What will happen to the thousands of people who call these islands home when their land becomes uninhabitable? The international community may see climate change as a problem to be dealt with by the next generation of politicians, but the very real possibility that nations may need to soon take on thousands of refugees should bring pause to any person that wishes to ignore the problem. The International Court of Justice (ICJ) and other intergovernmental organizations have been sought out to help to address the threat posed by climate change in the face of inaction by the international community.
The first step in seeking help from the ICJ came in September of 2011, when President Johnson Toribiong of Palau declared before the UN General Assembly that he would seek out an advisory opinion from the court regarding climate change. In making his case to the ICJ, Toribiong cited the United Nations Convention on the Law of the Sea, which requires states to prevent activities taking place under their jurisdiction from spreading to and polluting the territory of other states. Again, this past September, Palau made its case before the General Assembly with the backing of the Marshall Islands, Tuvalu, and Bangladesh among others. Despite the urgency of the issue, the court has yet to release an advisory opinion regarding international law and climate change.

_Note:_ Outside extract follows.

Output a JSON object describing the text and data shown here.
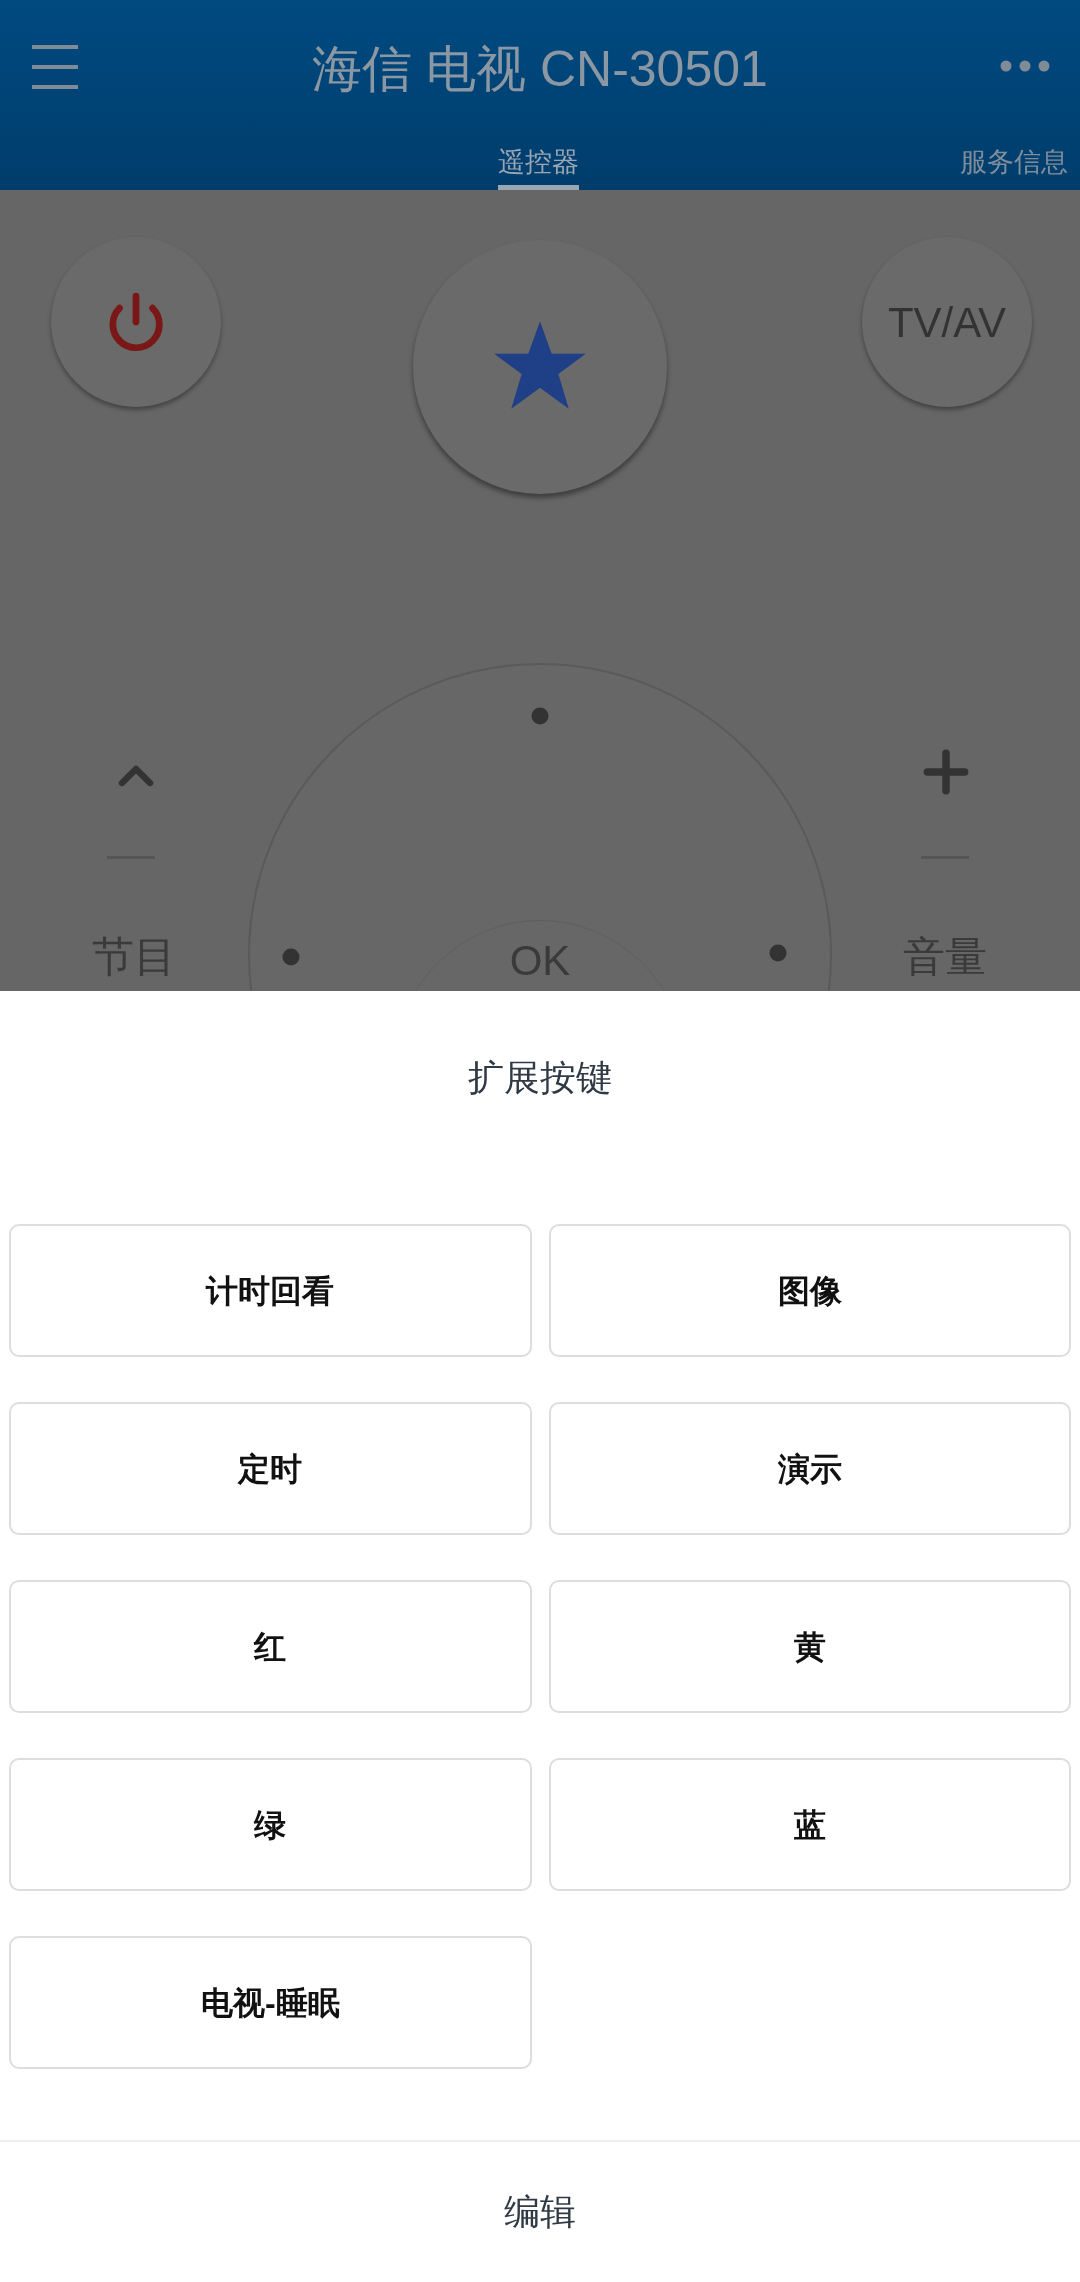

Now it should be said that an ICJ advisory opinion on climate change would not be legally binding in the same way that ICJ arbitration typically works, but such a report would carry a significant amount of moral authority and would help to frame the next round of negotiations for a course of action to stem the tide of climate change. The ICJ is a reputable intergovernmental organization and many countries around the world will take its advice seriously.
These nations will lose sovereign control of their territory through no fault of their own and hundreds of thousands of people face the loss of their very livelihoods should the international community fail to act against climate change. Though the request for assistance remains urgent, only time will tell if the United Nations will heed the call of Palau, the Marshall Islands and many other countries to guard against violations of sovereignty and human rights, issues at the very core of the United Nations itself.